* _The problem_
Return each line of the listing in which the word "icon" appears.

* _Input material_
Content starts

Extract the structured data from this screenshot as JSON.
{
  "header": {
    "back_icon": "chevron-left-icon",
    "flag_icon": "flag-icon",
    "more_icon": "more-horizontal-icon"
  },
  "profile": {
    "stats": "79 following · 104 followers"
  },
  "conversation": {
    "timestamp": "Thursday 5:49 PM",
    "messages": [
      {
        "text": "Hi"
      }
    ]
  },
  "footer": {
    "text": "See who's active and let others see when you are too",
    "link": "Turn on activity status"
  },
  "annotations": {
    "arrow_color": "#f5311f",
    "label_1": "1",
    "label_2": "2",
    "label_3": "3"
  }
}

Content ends

* _Task solution_
    "back_icon": "chevron-left-icon",
    "flag_icon": "flag-icon",
    "more_icon": "more-horizontal-icon"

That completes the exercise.